• **PROVIDED INFORMATION**
--- START ---

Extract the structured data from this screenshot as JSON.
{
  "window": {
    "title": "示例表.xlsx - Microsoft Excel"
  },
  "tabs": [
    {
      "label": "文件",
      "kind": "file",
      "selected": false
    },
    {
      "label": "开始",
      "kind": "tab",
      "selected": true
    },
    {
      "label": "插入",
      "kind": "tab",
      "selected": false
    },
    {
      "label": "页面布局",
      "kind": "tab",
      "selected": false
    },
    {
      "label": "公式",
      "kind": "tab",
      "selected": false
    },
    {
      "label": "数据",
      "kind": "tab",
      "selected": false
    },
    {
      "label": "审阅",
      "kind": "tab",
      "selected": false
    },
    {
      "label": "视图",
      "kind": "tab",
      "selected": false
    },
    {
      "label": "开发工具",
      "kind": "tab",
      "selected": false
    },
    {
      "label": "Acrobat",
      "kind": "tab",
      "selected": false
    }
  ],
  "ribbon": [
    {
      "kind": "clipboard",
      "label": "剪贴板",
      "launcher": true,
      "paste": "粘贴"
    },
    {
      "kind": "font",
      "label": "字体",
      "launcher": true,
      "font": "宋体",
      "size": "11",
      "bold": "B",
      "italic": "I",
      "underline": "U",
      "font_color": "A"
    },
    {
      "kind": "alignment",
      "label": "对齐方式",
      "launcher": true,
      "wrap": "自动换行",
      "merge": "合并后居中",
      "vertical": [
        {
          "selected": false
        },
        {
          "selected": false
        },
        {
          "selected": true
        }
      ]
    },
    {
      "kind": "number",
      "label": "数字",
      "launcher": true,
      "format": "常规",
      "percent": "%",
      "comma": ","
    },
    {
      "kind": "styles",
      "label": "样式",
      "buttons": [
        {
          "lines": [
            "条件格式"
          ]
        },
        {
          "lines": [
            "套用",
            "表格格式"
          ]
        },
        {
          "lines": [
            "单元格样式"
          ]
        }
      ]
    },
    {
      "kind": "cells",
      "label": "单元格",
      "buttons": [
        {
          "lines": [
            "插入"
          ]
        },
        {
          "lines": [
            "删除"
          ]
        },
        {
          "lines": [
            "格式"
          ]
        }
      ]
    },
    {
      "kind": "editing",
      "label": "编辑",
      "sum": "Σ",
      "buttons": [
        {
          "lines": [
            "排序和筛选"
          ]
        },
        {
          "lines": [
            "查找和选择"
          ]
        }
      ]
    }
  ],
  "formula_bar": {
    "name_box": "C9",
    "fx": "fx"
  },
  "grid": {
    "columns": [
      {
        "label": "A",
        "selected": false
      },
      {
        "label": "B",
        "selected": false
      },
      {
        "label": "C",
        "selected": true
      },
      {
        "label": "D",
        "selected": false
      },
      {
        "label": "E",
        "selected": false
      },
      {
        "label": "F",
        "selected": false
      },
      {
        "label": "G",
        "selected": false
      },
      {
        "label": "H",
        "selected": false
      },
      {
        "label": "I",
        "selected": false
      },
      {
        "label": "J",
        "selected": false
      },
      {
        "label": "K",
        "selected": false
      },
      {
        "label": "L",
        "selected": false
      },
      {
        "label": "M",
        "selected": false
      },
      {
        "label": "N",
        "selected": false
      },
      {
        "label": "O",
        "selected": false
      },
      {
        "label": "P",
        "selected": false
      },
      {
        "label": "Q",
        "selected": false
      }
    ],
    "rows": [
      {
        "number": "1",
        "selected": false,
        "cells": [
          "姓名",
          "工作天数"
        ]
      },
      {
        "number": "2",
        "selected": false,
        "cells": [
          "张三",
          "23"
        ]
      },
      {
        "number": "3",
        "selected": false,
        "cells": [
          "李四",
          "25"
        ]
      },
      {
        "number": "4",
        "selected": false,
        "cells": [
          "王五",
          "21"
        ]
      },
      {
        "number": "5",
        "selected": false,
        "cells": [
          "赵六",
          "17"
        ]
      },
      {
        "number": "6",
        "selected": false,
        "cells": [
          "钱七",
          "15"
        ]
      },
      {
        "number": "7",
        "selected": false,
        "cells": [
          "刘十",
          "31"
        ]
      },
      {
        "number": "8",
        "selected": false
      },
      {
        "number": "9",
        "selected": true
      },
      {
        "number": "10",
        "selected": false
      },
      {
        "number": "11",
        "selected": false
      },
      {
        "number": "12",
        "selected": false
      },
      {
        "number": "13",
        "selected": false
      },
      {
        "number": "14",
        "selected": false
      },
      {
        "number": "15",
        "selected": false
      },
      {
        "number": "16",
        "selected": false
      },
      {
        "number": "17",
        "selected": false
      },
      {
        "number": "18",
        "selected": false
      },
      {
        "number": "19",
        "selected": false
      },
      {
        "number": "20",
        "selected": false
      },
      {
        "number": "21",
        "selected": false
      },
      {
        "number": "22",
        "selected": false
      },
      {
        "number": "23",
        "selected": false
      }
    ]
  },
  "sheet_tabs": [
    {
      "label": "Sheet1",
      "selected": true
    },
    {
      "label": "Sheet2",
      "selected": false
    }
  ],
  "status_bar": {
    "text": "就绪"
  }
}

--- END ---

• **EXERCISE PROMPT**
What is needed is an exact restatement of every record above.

• **SOLUTION**
Extract the structured data from this screenshot as JSON.
{
  "window": {
    "title": "示例表.xlsx - Microsoft Excel"
  },
  "tabs": [
    {
      "label": "文件",
      "kind": "file",
      "selected": false
    },
    {
      "label": "开始",
      "kind": "tab",
      "selected": true
    },
    {
      "label": "插入",
      "kind": "tab",
      "selected": false
    },
    {
      "label": "页面布局",
      "kind": "tab",
      "selected": false
    },
    {
      "label": "公式",
      "kind": "tab",
      "selected": false
    },
    {
      "label": "数据",
      "kind": "tab",
      "selected": false
    },
    {
      "label": "审阅",
      "kind": "tab",
      "selected": false
    },
    {
      "label": "视图",
      "kind": "tab",
      "selected": false
    },
    {
      "label": "开发工具",
      "kind": "tab",
      "selected": false
    },
    {
      "label": "Acrobat",
      "kind": "tab",
      "selected": false
    }
  ],
  "ribbon": [
    {
      "kind": "clipboard",
      "label": "剪贴板",
      "launcher": true,
      "paste": "粘贴"
    },
    {
      "kind": "font",
      "label": "字体",
      "launcher": true,
      "font": "宋体",
      "size": "11",
      "bold": "B",
      "italic": "I",
      "underline": "U",
      "font_color": "A"
    },
    {
      "kind": "alignment",
      "label": "对齐方式",
      "launcher": true,
      "wrap": "自动换行",
      "merge": "合并后居中",
      "vertical": [
        {
          "selected": false
        },
        {
          "selected": false
        },
        {
          "selected": true
        }
      ]
    },
    {
      "kind": "number",
      "label": "数字",
      "launcher": true,
      "format": "常规",
      "percent": "%",
      "comma": ","
    },
    {
      "kind": "styles",
      "label": "样式",
      "buttons": [
        {
          "lines": [
            "条件格式"
          ]
        },
        {
          "lines": [
            "套用",
            "表格格式"
          ]
        },
        {
          "lines": [
            "单元格样式"
          ]
        }
      ]
    },
    {
      "kind": "cells",
      "label": "单元格",
      "buttons": [
        {
          "lines": [
            "插入"
          ]
        },
        {
          "lines": [
            "删除"
          ]
        },
        {
          "lines": [
            "格式"
          ]
        }
      ]
    },
    {
      "kind": "editing",
      "label": "编辑",
      "sum": "Σ",
      "buttons": [
        {
          "lines": [
            "排序和筛选"
          ]
        },
        {
          "lines": [
            "查找和选择"
          ]
        }
      ]
    }
  ],
  "formula_bar": {
    "name_box": "C9",
    "fx": "fx"
  },
  "grid": {
    "columns": [
      {
        "label": "A",
        "selected": false
      },
      {
        "label": "B",
        "selected": false
      },
      {
        "label": "C",
        "selected": true
      },
      {
        "label": "D",
        "selected": false
      },
      {
        "label": "E",
        "selected": false
      },
      {
        "label": "F",
        "selected": false
      },
      {
        "label": "G",
        "selected": false
      },
      {
        "label": "H",
        "selected": false
      },
      {
        "label": "I",
        "selected": false
      },
      {
        "label": "J",
        "selected": false
      },
      {
        "label": "K",
        "selected": false
      },
      {
        "label": "L",
        "selected": false
      },
      {
        "label": "M",
        "selected": false
      },
      {
        "label": "N",
        "selected": false
      },
      {
        "label": "O",
        "selected": false
      },
      {
        "label": "P",
        "selected": false
      },
      {
        "label": "Q",
        "selected": false
      }
    ],
    "rows": [
      {
        "number": "1",
        "selected": false,
        "cells": [
          "姓名",
          "工作天数"
        ]
      },
      {
        "number": "2",
        "selected": false,
        "cells": [
          "张三",
          "23"
        ]
      },
      {
        "number": "3",
        "selected": false,
        "cells": [
          "李四",
          "25"
        ]
      },
      {
        "number": "4",
        "selected": false,
        "cells": [
          "王五",
          "21"
        ]
      },
      {
        "number": "5",
        "selected": false,
        "cells": [
          "赵六",
          "17"
        ]
      },
      {
        "number": "6",
        "selected": false,
        "cells": [
          "钱七",
          "15"
        ]
      },
      {
        "number": "7",
        "selected": false,
        "cells": [
          "刘十",
          "31"
        ]
      },
      {
        "number": "8",
        "selected": false
      },
      {
        "number": "9",
        "selected": true
      },
      {
        "number": "10",
        "selected": false
      },
      {
        "number": "11",
        "selected": false
      },
      {
        "number": "12",
        "selected": false
      },
      {
        "number": "13",
        "selected": false
      },
      {
        "number": "14",
        "selected": false
      },
      {
        "number": "15",
        "selected": false
      },
      {
        "number": "16",
        "selected": false
      },
      {
        "number": "17",
        "selected": false
      },
      {
        "number": "18",
        "selected": false
      },
      {
        "number": "19",
        "selected": false
      },
      {
        "number": "20",
        "selected": false
      },
      {
        "number": "21",
        "selected": false
      },
      {
        "number": "22",
        "selected": false
      },
      {
        "number": "23",
        "selected": false
      }
    ]
  },
  "sheet_tabs": [
    {
      "label": "Sheet1",
      "selected": true
    },
    {
      "label": "Sheet2",
      "selected": false
    }
  ],
  "status_bar": {
    "text": "就绪"
  }
}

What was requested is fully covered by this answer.